Trent Reznor

YouTube Responds to Trent Reznor’s Claim it is Ripping Artists Off

On Monday, Nine Inch Nails frontman Trent Reznor hit out against YouTube, claiming that the content giant was following a “very disingenuous” business model, reported Pitchfork.

“It is built on the backs of free, stolen content and that’s how they got that big. I think any free-tiered service is not fair” Reznor stated at the Apple Worldwide Developers Conference.

Now a YouTube spokesperson has issued a reply on behalf of the company, speaking out against the claims made by the singer.

“The overwhelming majority of labels and publishers have licensing agreements in place with YouTube to leave fan videos up on the platform and earn revenue from them. Today the revenue from fan uploaded content accounts for roughly 50 percent of the music industry’s YouTube revenue. Any assertion that this content is largely unlicensed is false. To date, we have paid out over $3 billion to the music industry–and that number is growing year on year.”

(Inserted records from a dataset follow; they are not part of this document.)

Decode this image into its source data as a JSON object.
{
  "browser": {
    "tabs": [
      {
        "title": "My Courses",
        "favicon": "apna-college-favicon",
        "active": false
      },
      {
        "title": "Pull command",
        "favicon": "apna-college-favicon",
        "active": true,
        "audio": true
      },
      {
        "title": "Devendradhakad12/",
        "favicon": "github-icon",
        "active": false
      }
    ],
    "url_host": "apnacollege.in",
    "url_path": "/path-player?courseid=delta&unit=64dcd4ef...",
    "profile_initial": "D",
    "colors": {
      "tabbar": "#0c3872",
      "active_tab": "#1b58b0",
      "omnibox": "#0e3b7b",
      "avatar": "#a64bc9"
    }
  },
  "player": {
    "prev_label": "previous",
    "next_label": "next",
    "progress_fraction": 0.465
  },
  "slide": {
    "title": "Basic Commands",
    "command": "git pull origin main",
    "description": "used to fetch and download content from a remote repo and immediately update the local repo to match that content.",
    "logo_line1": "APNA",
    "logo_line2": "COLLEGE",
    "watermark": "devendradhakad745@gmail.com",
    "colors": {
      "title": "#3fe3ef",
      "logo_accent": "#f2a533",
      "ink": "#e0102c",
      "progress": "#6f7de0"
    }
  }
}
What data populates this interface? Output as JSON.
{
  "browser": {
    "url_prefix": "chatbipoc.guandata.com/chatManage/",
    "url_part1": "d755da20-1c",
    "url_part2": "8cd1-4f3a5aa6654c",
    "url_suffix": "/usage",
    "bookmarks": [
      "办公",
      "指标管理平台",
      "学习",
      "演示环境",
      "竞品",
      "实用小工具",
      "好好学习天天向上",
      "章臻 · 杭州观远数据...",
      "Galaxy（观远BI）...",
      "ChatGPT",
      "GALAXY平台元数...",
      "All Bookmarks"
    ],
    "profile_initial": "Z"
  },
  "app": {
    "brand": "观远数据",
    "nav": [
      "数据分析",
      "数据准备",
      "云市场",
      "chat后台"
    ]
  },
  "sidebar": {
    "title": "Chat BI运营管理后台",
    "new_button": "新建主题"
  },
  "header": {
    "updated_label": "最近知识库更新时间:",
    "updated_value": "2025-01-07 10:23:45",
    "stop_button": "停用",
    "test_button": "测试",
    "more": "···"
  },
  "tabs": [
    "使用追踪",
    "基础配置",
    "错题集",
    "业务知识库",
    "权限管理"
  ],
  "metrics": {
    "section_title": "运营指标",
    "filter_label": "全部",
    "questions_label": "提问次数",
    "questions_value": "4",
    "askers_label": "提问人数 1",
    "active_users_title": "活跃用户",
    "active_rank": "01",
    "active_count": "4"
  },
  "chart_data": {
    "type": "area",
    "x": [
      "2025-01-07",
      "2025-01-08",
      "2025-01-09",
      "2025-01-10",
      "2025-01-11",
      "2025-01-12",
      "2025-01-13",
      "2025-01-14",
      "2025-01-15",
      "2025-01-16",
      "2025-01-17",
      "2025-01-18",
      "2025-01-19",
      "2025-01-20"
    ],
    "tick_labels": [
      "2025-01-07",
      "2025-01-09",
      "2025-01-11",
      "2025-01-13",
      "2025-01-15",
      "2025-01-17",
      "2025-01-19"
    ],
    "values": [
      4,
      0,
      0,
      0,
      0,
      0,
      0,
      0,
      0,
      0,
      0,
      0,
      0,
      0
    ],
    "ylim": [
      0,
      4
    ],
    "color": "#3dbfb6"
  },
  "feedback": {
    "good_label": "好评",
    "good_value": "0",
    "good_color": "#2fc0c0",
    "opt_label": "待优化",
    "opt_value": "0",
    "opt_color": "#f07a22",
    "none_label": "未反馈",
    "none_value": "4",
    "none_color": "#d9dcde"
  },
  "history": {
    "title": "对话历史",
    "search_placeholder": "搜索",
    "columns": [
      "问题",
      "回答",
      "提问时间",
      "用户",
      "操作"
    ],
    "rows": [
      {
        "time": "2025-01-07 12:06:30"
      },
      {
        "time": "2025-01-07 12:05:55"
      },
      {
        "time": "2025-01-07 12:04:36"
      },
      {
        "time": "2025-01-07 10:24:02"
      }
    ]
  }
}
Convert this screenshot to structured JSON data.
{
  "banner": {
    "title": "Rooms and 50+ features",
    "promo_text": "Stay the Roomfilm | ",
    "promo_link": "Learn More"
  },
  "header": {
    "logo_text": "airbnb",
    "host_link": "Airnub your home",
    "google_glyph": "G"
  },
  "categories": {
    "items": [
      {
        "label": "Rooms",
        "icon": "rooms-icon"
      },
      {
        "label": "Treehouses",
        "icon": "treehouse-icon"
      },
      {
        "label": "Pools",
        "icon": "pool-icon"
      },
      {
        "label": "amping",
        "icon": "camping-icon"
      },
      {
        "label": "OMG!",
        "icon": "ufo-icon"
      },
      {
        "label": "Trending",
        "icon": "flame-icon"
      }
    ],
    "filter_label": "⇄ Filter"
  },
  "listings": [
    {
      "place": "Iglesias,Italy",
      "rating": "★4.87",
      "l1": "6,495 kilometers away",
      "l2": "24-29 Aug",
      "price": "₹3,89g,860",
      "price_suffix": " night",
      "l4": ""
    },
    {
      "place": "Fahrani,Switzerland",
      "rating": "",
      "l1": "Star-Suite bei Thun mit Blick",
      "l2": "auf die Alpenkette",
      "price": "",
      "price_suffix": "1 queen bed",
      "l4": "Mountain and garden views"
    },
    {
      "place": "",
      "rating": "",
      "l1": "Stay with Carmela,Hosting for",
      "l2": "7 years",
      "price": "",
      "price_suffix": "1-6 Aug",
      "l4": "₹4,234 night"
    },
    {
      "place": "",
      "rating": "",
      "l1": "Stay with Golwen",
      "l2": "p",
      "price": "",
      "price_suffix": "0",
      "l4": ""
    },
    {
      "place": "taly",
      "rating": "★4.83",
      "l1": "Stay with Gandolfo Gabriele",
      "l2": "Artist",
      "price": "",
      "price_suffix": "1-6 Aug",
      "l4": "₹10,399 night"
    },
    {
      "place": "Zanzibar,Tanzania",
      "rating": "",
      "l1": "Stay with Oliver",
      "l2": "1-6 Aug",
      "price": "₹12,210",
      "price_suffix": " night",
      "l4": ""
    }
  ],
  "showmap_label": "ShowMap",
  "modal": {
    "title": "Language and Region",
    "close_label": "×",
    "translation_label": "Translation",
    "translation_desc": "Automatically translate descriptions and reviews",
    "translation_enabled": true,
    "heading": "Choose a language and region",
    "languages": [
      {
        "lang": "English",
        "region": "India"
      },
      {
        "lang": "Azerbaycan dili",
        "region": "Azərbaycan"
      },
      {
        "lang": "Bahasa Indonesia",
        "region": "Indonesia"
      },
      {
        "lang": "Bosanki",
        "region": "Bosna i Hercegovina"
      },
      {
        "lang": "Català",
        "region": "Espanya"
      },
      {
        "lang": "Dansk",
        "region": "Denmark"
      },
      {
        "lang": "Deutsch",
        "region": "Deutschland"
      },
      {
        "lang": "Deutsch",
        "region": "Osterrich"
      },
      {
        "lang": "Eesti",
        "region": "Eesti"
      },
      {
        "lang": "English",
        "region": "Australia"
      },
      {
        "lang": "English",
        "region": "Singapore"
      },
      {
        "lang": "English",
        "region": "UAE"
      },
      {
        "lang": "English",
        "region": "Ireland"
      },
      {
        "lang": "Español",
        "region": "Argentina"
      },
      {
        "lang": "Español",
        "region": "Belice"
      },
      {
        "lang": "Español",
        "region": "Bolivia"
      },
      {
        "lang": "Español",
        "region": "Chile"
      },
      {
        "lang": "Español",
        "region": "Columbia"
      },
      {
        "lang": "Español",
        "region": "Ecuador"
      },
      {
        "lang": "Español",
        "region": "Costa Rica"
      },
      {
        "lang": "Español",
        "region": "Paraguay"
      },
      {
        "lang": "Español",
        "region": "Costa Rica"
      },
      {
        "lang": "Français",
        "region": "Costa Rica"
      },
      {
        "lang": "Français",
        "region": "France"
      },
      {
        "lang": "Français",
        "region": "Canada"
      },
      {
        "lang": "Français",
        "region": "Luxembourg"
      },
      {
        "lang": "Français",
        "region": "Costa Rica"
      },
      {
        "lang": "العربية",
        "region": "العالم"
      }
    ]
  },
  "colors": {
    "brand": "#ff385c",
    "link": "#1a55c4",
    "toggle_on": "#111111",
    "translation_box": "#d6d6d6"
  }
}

The response has set the stage for an interesting debate, with a number of artists already penning open letters to the streaming service to express their own concerns about the nature of its content sharing.

Katy Perry, Pharrell Williams and Billy Joel have all voiced their dissatisfaction with the site so far this year, with industry management kingpin Irving Azoff  posing the question that “If music matters to YouTube, then why not give musicians the same choice you give yourselves…Taylor Swift should be able to decide which of her songs are available for free and which are part of a paid subscription service. Or she should be able to opt out of YouTube if you won’t give her this choice.”

In the digital era, where the importance of artist revenue and industry fairness is at the forefront of the discussion surrounding the drastically changed business model of popular music, debates like this are much needed with arguments from both sides in order to help propel the music industry into the next decade with an equal balance between artists and consumers.

We’ve also been asking whether YouTube is still the most relevant platform for promotion and exposure. Read our take on the issue.

Image: Pitchfork